Data records Block Start

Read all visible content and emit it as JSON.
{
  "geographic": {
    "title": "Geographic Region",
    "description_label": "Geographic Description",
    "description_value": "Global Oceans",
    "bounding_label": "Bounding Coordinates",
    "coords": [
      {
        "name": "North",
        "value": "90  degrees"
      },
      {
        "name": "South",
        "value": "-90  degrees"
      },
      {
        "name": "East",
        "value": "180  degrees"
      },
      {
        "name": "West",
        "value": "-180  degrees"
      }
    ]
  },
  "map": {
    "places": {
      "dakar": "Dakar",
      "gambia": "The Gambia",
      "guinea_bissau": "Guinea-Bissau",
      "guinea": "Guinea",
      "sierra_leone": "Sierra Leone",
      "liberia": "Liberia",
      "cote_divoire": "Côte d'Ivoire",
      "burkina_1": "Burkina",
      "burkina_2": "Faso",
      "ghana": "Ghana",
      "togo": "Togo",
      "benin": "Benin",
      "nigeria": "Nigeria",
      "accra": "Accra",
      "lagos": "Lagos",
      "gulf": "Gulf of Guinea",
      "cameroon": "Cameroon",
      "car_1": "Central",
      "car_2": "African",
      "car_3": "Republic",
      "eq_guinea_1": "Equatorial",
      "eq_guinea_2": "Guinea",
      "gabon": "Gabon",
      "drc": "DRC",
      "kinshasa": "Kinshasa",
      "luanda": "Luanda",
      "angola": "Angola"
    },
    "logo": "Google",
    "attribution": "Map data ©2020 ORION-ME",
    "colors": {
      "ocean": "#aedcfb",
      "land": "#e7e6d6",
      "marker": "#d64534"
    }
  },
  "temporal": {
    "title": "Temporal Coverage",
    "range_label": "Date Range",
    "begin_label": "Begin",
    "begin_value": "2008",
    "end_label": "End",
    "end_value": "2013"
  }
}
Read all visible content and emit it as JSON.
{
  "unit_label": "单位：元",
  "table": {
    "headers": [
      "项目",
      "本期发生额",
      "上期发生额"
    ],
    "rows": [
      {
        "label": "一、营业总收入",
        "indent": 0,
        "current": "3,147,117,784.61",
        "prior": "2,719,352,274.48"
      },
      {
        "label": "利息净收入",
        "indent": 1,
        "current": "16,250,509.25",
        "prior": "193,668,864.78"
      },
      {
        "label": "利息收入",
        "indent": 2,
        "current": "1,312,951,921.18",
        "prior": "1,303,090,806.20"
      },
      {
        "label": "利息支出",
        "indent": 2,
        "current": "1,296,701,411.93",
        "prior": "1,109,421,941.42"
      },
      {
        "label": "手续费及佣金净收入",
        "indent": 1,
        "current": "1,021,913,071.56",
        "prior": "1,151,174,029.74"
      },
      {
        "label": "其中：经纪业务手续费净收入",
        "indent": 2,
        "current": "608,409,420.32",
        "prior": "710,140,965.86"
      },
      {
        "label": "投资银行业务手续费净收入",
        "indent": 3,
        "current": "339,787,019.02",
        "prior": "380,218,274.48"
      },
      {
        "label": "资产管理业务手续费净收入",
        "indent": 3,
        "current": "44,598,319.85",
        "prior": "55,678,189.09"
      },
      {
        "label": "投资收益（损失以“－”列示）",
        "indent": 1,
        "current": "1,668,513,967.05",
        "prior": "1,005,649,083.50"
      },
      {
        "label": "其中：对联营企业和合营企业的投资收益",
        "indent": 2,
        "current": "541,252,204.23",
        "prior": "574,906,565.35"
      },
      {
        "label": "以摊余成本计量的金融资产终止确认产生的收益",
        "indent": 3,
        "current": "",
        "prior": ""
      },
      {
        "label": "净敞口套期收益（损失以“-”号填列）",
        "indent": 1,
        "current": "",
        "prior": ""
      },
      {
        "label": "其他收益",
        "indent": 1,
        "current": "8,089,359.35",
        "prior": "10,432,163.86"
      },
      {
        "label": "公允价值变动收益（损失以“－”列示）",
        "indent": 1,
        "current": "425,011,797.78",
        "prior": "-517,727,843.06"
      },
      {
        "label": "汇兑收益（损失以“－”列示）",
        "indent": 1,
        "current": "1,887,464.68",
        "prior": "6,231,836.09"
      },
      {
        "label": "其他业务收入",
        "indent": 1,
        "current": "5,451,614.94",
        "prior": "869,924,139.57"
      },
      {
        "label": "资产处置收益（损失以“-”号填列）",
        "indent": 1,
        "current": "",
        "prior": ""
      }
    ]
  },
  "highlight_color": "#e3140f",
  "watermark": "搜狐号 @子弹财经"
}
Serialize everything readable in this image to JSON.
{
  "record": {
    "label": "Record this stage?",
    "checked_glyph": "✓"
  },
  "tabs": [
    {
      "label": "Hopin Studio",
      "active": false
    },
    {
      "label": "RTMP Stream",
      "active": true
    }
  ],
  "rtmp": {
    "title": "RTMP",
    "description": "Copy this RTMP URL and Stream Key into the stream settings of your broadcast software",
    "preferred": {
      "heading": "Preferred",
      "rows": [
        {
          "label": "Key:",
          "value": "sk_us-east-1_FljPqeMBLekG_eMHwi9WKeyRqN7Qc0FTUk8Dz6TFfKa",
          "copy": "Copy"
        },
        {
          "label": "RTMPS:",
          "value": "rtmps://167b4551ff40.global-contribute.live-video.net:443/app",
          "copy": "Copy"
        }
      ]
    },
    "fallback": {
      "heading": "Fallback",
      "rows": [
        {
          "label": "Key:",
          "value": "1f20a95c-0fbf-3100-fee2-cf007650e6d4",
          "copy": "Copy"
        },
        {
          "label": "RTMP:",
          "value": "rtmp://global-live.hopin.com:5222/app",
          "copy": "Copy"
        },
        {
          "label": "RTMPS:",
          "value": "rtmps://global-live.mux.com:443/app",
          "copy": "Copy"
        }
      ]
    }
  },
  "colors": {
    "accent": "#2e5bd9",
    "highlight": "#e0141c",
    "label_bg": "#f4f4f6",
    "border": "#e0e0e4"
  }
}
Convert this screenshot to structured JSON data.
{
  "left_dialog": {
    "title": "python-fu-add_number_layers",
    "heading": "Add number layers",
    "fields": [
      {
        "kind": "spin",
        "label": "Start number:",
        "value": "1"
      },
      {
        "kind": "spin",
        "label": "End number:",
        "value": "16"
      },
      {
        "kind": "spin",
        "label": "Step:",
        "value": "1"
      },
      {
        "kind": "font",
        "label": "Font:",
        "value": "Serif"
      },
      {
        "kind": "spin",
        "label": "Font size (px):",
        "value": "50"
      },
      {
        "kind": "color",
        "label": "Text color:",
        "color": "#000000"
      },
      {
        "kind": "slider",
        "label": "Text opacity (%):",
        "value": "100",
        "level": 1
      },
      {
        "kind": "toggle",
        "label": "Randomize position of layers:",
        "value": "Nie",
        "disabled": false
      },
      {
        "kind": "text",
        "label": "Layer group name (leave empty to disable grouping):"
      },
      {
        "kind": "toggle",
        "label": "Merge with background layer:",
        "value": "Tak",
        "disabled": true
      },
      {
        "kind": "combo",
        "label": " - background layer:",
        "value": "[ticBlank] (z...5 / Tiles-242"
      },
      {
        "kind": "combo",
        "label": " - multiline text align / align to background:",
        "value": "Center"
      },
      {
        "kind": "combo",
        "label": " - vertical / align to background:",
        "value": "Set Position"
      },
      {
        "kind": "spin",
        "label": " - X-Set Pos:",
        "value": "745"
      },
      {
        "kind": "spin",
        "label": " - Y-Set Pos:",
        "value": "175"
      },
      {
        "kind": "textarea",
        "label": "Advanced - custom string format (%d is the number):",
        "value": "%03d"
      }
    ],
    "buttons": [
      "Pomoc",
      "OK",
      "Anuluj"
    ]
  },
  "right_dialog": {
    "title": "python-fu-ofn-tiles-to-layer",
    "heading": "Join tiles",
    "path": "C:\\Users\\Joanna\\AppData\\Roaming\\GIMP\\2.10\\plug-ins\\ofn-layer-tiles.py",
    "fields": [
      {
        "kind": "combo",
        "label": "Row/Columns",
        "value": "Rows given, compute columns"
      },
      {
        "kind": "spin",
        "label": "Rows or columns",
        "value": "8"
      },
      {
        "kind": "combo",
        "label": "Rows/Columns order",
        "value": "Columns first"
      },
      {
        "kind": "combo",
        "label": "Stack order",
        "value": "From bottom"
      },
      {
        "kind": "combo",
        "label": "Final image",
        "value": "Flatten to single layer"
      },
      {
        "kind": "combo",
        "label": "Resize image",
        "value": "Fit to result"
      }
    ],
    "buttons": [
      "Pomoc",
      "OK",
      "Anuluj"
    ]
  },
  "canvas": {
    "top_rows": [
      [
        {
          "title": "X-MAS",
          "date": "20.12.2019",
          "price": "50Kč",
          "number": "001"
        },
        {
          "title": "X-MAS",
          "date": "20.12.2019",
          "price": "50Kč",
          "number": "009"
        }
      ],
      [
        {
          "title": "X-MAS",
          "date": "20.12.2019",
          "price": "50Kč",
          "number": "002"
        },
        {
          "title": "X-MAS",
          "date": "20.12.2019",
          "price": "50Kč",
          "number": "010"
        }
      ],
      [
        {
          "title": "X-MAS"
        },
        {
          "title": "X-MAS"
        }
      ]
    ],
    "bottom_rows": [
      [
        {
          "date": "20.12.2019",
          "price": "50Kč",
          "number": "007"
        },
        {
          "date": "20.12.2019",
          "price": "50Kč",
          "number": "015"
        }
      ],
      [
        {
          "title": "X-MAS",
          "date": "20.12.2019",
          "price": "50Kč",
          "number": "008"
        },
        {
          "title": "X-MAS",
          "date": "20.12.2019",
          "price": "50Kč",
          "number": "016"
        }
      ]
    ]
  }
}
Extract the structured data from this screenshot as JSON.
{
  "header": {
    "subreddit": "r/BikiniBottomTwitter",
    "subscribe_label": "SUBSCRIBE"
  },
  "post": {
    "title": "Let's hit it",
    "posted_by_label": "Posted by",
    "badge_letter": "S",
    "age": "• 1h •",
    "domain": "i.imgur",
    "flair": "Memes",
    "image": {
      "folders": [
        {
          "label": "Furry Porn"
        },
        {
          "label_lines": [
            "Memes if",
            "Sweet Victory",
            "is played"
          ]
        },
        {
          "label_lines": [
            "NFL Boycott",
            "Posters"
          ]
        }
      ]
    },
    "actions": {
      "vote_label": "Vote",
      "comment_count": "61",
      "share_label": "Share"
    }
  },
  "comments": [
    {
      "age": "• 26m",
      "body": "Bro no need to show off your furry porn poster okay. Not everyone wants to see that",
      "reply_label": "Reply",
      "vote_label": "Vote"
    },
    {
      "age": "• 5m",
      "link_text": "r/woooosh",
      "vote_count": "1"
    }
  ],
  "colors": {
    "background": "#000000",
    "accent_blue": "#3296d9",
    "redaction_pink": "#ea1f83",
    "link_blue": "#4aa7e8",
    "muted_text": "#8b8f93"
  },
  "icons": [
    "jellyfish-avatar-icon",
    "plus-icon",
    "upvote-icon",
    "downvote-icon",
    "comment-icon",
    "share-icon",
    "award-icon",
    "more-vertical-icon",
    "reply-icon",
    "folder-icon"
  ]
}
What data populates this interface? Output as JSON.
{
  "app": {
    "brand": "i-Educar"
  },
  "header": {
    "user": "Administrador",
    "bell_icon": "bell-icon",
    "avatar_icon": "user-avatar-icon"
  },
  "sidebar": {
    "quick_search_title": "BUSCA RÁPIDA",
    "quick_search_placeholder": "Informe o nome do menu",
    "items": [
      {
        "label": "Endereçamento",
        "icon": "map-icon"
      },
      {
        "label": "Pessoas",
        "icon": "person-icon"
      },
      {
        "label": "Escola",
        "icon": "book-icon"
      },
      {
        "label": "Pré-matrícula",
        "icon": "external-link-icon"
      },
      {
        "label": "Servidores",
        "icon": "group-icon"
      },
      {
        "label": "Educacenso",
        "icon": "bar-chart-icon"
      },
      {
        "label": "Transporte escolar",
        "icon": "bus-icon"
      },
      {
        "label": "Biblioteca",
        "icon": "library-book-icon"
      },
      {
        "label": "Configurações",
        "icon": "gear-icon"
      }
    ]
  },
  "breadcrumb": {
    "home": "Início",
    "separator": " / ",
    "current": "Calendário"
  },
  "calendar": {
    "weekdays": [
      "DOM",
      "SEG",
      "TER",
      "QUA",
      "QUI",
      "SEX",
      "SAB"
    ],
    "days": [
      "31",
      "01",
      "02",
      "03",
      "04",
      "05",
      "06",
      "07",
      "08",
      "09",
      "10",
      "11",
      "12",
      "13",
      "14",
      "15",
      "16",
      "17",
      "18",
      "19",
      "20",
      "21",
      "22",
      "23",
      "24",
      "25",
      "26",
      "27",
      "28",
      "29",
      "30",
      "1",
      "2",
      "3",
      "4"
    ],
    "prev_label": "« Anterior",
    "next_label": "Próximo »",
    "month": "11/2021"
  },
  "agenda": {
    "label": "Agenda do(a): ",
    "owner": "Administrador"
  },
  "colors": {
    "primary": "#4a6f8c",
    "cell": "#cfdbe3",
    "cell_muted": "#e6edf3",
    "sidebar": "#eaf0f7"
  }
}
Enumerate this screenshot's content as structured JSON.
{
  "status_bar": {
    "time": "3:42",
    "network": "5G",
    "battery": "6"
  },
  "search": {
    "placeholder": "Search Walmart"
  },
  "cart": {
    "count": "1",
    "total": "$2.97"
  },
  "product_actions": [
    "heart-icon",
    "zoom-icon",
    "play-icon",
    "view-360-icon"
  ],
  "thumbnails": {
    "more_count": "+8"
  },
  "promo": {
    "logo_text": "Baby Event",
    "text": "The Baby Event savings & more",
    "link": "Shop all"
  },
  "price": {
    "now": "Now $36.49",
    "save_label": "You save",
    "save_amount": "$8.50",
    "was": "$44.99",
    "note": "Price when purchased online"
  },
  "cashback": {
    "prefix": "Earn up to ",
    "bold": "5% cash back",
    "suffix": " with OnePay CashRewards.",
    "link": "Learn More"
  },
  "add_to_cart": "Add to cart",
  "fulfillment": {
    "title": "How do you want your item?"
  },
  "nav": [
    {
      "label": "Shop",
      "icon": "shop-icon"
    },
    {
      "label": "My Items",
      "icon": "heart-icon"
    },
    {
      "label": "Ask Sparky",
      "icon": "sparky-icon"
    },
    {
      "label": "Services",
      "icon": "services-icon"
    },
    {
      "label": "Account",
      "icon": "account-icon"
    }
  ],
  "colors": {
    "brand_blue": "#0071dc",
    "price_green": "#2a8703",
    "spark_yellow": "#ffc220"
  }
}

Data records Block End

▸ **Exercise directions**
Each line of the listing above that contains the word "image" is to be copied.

▸ **Solution**
Serialize everything readable in this image to JSON.
        "label": "Final image",
        "label": "Resize image",
    "image": {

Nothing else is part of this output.